[Description of the task] Copy each line below holding "格式化程序必须可用".

Element data from apps and pages:
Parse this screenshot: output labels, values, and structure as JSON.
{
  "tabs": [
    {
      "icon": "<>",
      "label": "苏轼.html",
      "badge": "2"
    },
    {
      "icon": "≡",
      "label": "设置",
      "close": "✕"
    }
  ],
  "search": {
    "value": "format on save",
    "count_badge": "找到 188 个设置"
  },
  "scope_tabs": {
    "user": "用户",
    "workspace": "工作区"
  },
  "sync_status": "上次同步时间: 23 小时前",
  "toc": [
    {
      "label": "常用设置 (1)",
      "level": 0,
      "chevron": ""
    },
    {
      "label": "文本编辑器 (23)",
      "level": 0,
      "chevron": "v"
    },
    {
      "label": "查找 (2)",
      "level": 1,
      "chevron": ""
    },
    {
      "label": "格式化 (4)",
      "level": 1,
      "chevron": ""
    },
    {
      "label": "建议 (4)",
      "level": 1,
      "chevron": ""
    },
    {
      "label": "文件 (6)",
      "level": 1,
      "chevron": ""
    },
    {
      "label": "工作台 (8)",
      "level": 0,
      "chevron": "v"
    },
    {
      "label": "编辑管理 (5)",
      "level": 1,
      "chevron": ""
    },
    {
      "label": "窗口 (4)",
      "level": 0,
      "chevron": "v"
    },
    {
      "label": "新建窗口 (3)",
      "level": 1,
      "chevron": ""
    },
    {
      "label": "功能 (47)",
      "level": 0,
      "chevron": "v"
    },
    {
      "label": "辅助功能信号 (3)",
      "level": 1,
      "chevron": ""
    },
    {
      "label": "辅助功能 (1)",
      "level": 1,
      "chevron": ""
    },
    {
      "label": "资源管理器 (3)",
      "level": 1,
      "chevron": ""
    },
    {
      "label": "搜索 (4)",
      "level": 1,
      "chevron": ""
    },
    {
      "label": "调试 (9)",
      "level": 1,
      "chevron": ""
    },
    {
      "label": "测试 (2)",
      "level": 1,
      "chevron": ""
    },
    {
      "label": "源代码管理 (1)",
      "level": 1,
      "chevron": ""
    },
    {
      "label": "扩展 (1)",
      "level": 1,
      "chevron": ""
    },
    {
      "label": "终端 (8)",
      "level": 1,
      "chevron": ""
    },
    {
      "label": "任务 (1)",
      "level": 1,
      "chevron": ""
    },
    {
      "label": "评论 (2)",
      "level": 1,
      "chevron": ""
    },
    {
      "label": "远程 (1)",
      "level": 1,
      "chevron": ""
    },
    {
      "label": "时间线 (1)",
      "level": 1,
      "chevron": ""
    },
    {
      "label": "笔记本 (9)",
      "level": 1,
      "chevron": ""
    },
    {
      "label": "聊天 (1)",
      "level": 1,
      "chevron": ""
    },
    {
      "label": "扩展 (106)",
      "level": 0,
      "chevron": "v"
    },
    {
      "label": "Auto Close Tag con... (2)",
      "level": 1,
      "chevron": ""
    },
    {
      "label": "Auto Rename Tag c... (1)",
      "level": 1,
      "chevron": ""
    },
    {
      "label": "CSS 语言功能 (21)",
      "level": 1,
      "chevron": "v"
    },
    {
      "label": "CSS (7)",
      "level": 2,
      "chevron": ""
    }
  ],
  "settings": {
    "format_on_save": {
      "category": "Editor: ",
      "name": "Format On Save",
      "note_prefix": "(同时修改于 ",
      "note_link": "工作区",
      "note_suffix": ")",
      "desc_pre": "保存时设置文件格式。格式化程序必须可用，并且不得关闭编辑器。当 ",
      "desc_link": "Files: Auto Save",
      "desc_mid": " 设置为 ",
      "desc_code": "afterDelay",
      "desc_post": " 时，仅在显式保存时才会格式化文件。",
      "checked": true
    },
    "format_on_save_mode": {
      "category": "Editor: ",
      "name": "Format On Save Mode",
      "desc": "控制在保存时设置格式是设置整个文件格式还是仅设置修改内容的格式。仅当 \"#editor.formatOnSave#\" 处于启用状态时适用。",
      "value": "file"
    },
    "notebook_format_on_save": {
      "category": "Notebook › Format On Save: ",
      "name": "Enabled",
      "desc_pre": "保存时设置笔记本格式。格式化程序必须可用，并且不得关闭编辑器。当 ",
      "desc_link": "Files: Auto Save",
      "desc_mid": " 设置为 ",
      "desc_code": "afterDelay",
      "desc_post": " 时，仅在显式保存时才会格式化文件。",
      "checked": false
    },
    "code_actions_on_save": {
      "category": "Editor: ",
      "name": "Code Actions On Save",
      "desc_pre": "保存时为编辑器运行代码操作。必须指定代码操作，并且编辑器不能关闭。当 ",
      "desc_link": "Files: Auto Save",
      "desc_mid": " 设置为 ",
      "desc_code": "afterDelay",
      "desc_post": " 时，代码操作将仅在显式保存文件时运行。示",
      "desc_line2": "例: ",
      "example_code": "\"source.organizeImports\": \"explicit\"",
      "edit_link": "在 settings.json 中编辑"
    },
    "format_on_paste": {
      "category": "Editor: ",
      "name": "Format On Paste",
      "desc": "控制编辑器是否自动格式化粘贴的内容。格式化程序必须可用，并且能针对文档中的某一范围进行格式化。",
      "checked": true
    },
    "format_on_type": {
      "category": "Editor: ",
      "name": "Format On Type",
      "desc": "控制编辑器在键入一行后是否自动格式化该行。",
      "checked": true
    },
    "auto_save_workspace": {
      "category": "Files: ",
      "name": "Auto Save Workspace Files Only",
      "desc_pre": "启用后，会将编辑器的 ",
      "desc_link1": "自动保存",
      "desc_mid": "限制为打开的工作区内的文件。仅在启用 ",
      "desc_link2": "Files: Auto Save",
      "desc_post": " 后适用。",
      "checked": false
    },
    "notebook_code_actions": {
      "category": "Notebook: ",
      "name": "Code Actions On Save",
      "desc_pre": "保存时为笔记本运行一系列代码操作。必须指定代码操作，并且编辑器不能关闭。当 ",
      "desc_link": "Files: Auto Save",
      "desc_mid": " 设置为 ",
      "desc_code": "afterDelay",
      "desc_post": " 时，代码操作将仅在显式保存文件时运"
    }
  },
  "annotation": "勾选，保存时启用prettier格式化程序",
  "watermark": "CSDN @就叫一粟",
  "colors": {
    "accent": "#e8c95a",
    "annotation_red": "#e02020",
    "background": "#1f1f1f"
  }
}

[Answer box]
      "desc_pre": "保存时设置文件格式。格式化程序必须可用，并且不得关闭编辑器。当 ",
      "desc_pre": "保存时设置笔记本格式。格式化程序必须可用，并且不得关闭编辑器。当 ",
      "desc": "控制编辑器是否自动格式化粘贴的内容。格式化程序必须可用，并且能针对文档中的某一范围进行格式化。",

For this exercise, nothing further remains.